Azusa Pacific University has invited David Flores to exhibit “Gift” on campus, which consists of three parts: a William Shakespeare mural, the “Gift” exhibit and a book about Flores’ career published by APU.
Flores is a Los Angeles artist, designer and muralist who is popular for his stained glass style, a term he coined himself, said Stephen Childs, associate art professor and curator of the “Gift” exhibit.
During Flores’ “Gift” exhibit, various original Life magazines from the early 1900s adorned the walls.
The individuals on the cover all had mosaic designs on their faces.

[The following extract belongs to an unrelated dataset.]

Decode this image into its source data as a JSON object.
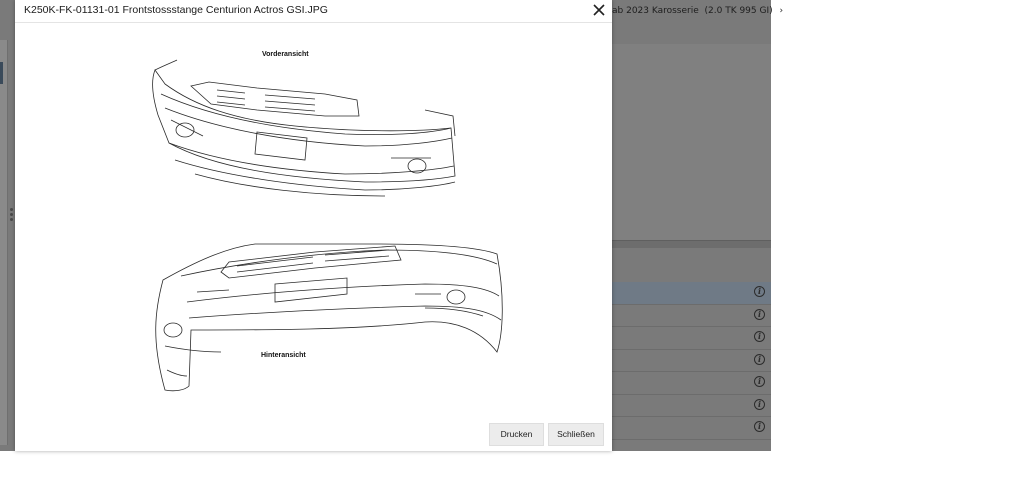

The most prominent features, which included the eyes, nose, lips, cheekbones, neck and collarbone were all outlined and each had a different pattern.
Several of his designed skateboards were pinned to the wall and his vinyl toys stood inside glass cases.
One of the vinyl toys, “Deadhead,” sat in one of the corners of the exhibit and was a modified version of Disney’s Mickey Mouse.
“I love Disney so that aspect really caught my attention,” said Natasha Loviero, APU sophomore liberal studies major. “The layout of the exhibit is well thought out and it’s great.”
Flores also painted a mural-seized portrait of Shakespeare on the side of the Azusa Pacific theater, which will remain there permanently.
Flores created “Icons” as a way to respectfully honor influential people of the past and present.
After graduating with a degree in graphic design, Flores became a freelance illustrator for various skateboard shops and friends.
His work became popular after his Black Panthers logo became internationally published in a magazine, Transworld Skateboarding.
Some of Flores’ work can be found at the Museum of Modern Art in New York, the streets of Los Angeles and in stores.
“One of the reasons we invited Flores to our campus is because he is a well rounded and international artist,” Childs said. “It was an opportunity for us to expose our students to an artist of this caliber.”
Later Flores created portraits, which he called “Icons.” The portraits are depictions of historic personalities like Mother Theresa, Neil Armstrong, Pablo Picasso and others.
Each of their faces had his mosaic style on them.
Flores also became known for the design and production and his limited edition vinyl toys, paintings and clothing with his stained glass approach.
“My favorite part is the way Flores has incorporated culture and the media,” said Emily Dai, APU junior and nursing major.
“The exhibit is an example of the artist’s prominent artwork,” Childs said. “It’s artwork that showcases his multifaceted abilities.”
The exhibit is open to the public and runs through Dec. 12.
Alejandra Aguilar can be reached at firstname.lastname@example.org.